- Dataset entries:
****************

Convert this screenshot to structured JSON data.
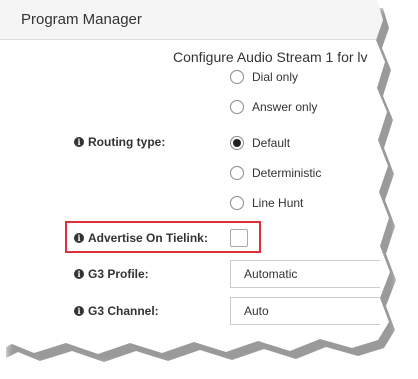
{
  "window": {
    "title": "Program Manager",
    "subtitle": "Configure Audio Stream 1 for lv"
  },
  "dial_mode": {
    "options": [
      "Dial only",
      "Answer only"
    ]
  },
  "routing_type": {
    "label": "Routing type:",
    "options": [
      "Default",
      "Deterministic",
      "Line Hunt"
    ],
    "selected": "Default"
  },
  "advertise_on_tielink": {
    "label": "Advertise On Tielink:",
    "checked": false,
    "highlight_color": "#e0313a"
  },
  "g3_profile": {
    "label": "G3 Profile:",
    "value": "Automatic"
  },
  "g3_channel": {
    "label": "G3 Channel:",
    "value": "Auto"
  },
  "icons": {
    "info": "i"
  }
}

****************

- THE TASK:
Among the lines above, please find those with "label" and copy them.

- EXERCISE ANSWER:
    "label": "Routing type:",
    "label": "Advertise On Tielink:",
    "label": "G3 Profile:",
    "label": "G3 Channel:",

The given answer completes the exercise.